__________________
It's a good day to be a duck....
soggy_tortillas is offline   Reply With Quote
Reply


Thread Tools
Display Modes

Posting Rules
You may not post new threads
You may not post replies
You may not post attachments
You may not edit your posts

BB code is On
Smilies are On
[IMG] code is On
HTML code is Off
Trackbacks are Off
Pingbacks are Off
Refbacks are Off


Similar Threads
Topic Thread Starter Forum Replies Last Post
Some of your Chama seats for some of my Gates of Ladore seats? BullSCit Kayaking | Trip Planner 3 04-21-2010 07:58 AM
Noobie need quick advise Jeben Whitewater Kayaking 2 02-19-2010 06:11 PM
Need some advice Angie Whitewater Kayaking 0 08-07-2007 03:52 PM
Need some advice planning a float down Loma/Westwater John falkner Kayaking | Trip Planner 11 06-15-2006 02:35 PM
Need some Boat Advice chrisrogers3 Whitewater Kayaking 12 09-28-2004 11:31 PM

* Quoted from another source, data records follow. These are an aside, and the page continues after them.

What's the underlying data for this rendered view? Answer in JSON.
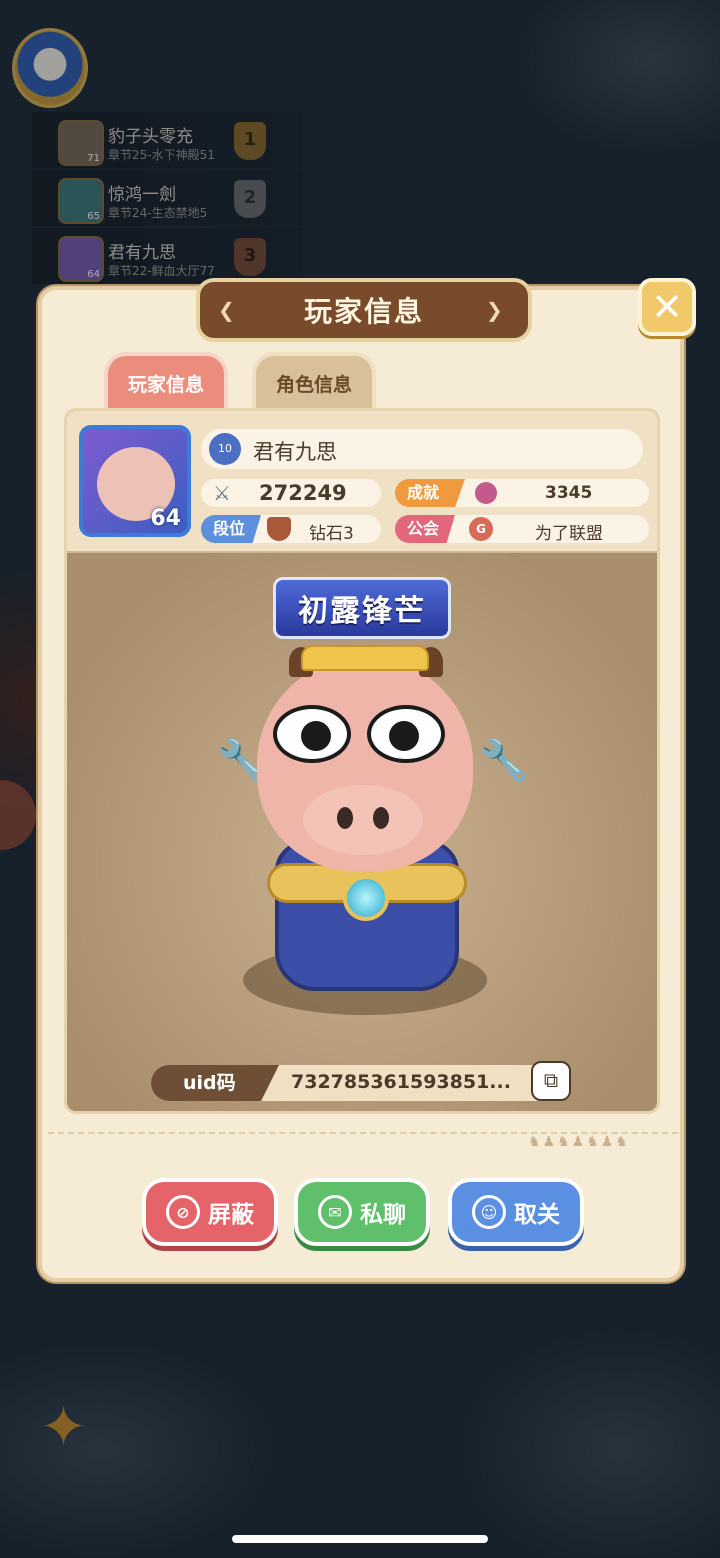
{
  "ranking": [
    {
      "name": "豹子头零充",
      "sub": "章节25-水下神殿51",
      "rank": "1",
      "level": "71"
    },
    {
      "name": "惊鸿一劍",
      "sub": "章节24-生态禁地5",
      "rank": "2",
      "level": "65"
    },
    {
      "name": "君有九思",
      "sub": "章节22-鲜血大厅77",
      "rank": "3",
      "level": "64"
    }
  ],
  "dialog": {
    "title": "玩家信息",
    "close_symbol": "✕",
    "tabs": {
      "player_info": "玩家信息",
      "role_info": "角色信息"
    }
  },
  "player": {
    "name": "君有九思",
    "vip_level": "10",
    "level": "64",
    "power": "272249",
    "achievement_label": "成就点",
    "achievement_value": "3345",
    "rank_label": "段位",
    "rank_value": "钻石3",
    "guild_label": "公会",
    "guild_value": "为了联盟",
    "guild_emblem": "G",
    "title_banner": "初露锋芒",
    "uid_label": "uid码",
    "uid_value": "732785361593851..."
  },
  "actions": {
    "block": "屏蔽",
    "chat": "私聊",
    "unfollow": "取关"
  },
  "colors": {
    "dialog_bg": "#f6ecd6",
    "title_plate": "#7a4b2b",
    "block_button": "#e5646a",
    "chat_button": "#5fbf6a",
    "unfollow_button": "#5b8fe2"
  }
}
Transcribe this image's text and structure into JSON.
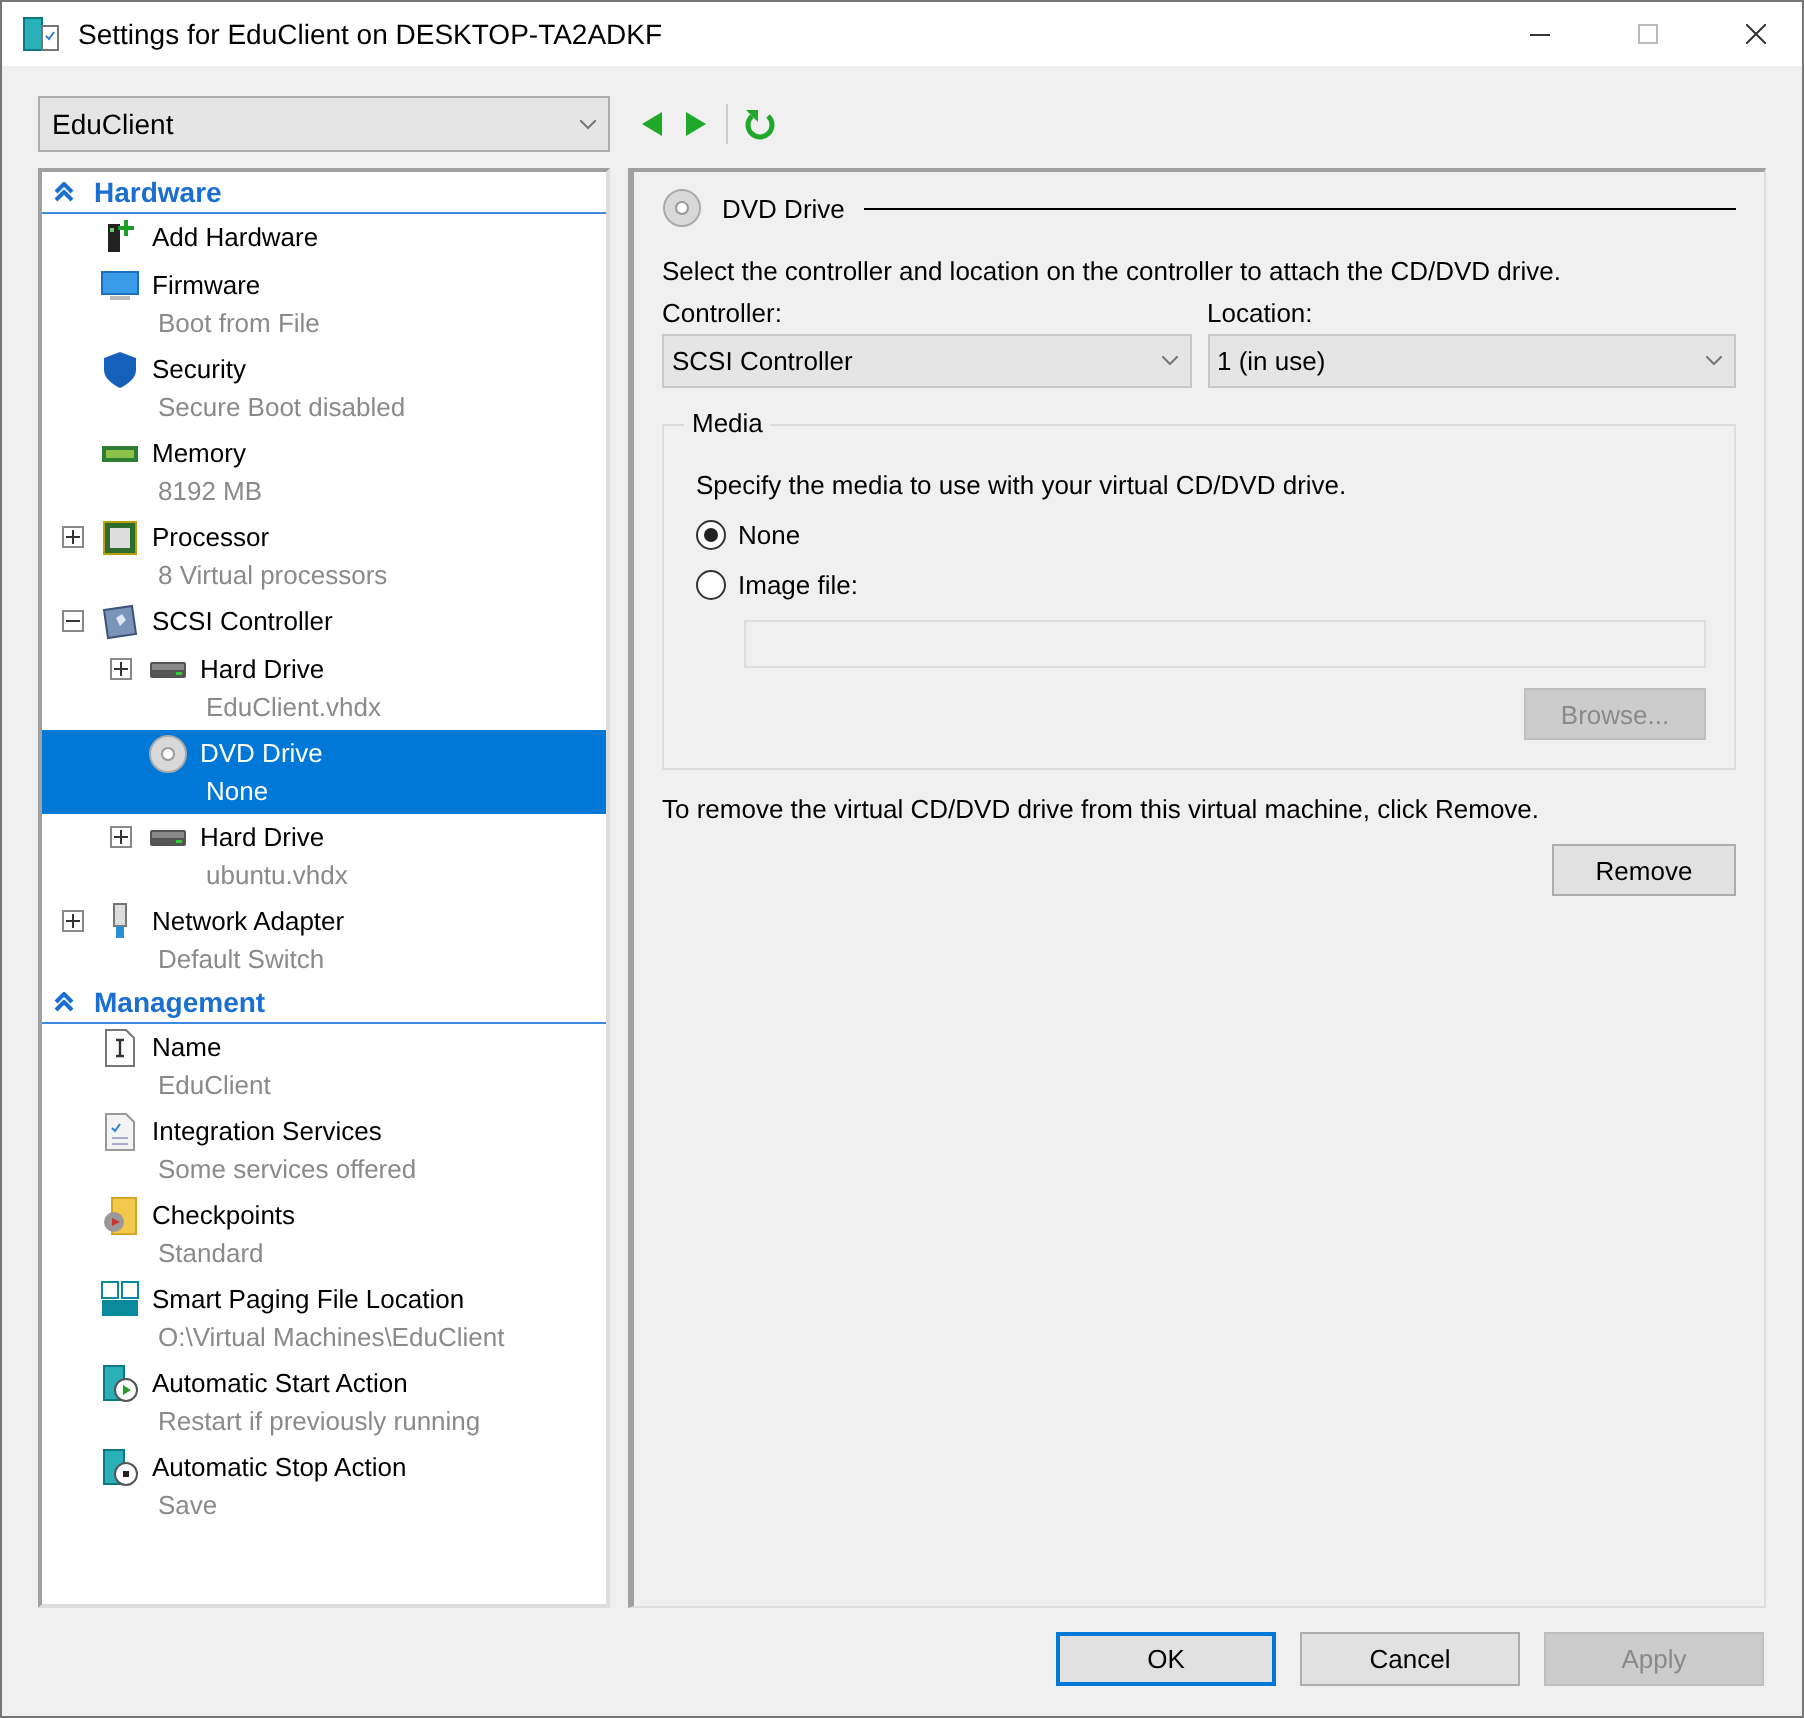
{
  "window": {
    "title": "Settings for EduClient on DESKTOP-TA2ADKF"
  },
  "vm_selector": {
    "value": "EduClient"
  },
  "sidebar": {
    "sections": [
      {
        "title": "Hardware",
        "expanded": true,
        "items": [
          {
            "kind": "add_hardware",
            "label": "Add Hardware",
            "selected": false
          },
          {
            "kind": "firmware",
            "label": "Firmware",
            "detail": "Boot from File",
            "selected": false
          },
          {
            "kind": "security",
            "label": "Security",
            "detail": "Secure Boot disabled",
            "selected": false
          },
          {
            "kind": "memory",
            "label": "Memory",
            "detail": "8192 MB",
            "selected": false
          },
          {
            "kind": "processor",
            "label": "Processor",
            "detail": "8 Virtual processors",
            "expanded": false,
            "selected": false
          },
          {
            "kind": "controller",
            "label": "SCSI Controller",
            "expanded": true,
            "selected": false,
            "children": [
              {
                "kind": "hard_drive",
                "label": "Hard Drive",
                "detail": "EduClient.vhdx",
                "expanded": false,
                "selected": false
              },
              {
                "kind": "dvd",
                "label": "DVD Drive",
                "detail": "None",
                "selected": true
              },
              {
                "kind": "hard_drive",
                "label": "Hard Drive",
                "detail": "ubuntu.vhdx",
                "expanded": false,
                "selected": false
              }
            ]
          },
          {
            "kind": "network",
            "label": "Network Adapter",
            "detail": "Default Switch",
            "expanded": false,
            "selected": false
          }
        ]
      },
      {
        "title": "Management",
        "expanded": true,
        "items": [
          {
            "kind": "name",
            "label": "Name",
            "detail": "EduClient",
            "selected": false
          },
          {
            "kind": "integration",
            "label": "Integration Services",
            "detail": "Some services offered",
            "selected": false
          },
          {
            "kind": "checkpoints",
            "label": "Checkpoints",
            "detail": "Standard",
            "selected": false
          },
          {
            "kind": "paging",
            "label": "Smart Paging File Location",
            "detail": "O:\\Virtual Machines\\EduClient",
            "selected": false
          },
          {
            "kind": "start_action",
            "label": "Automatic Start Action",
            "detail": "Restart if previously running",
            "selected": false
          },
          {
            "kind": "stop_action",
            "label": "Automatic Stop Action",
            "detail": "Save",
            "selected": false
          }
        ]
      }
    ]
  },
  "panel": {
    "title": "DVD Drive",
    "description": "Select the controller and location on the controller to attach the CD/DVD drive.",
    "controller": {
      "label": "Controller:",
      "value": "SCSI Controller"
    },
    "location": {
      "label": "Location:",
      "value": "1 (in use)"
    },
    "media": {
      "title": "Media",
      "description": "Specify the media to use with your virtual CD/DVD drive.",
      "options": [
        {
          "label": "None",
          "selected": true
        },
        {
          "label": "Image file:",
          "selected": false
        }
      ],
      "image_path": {
        "disabled": true
      },
      "browse": {
        "label": "Browse...",
        "disabled": true
      }
    },
    "remove_note": "To remove the virtual CD/DVD drive from this virtual machine, click Remove.",
    "remove": {
      "label": "Remove"
    }
  },
  "buttons": [
    {
      "label": "OK",
      "default": true,
      "disabled": false
    },
    {
      "label": "Cancel",
      "default": false,
      "disabled": false
    },
    {
      "label": "Apply",
      "default": false,
      "disabled": true
    }
  ]
}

» Classified Ads
Powered by vBadvanced CMPS v3.2.3

All times are GMT -6. The time now is 03:26 AM.


Powered by vBulletin® Version 3.8.8
Copyright ©2000 - 2019, vBulletin Solutions, Inc.
vBulletin Security provided by vBSecurity v2.2.2 (Pro) - vBulletin Mods & Addons Copyright © 2019 DragonByte Technologies Ltd.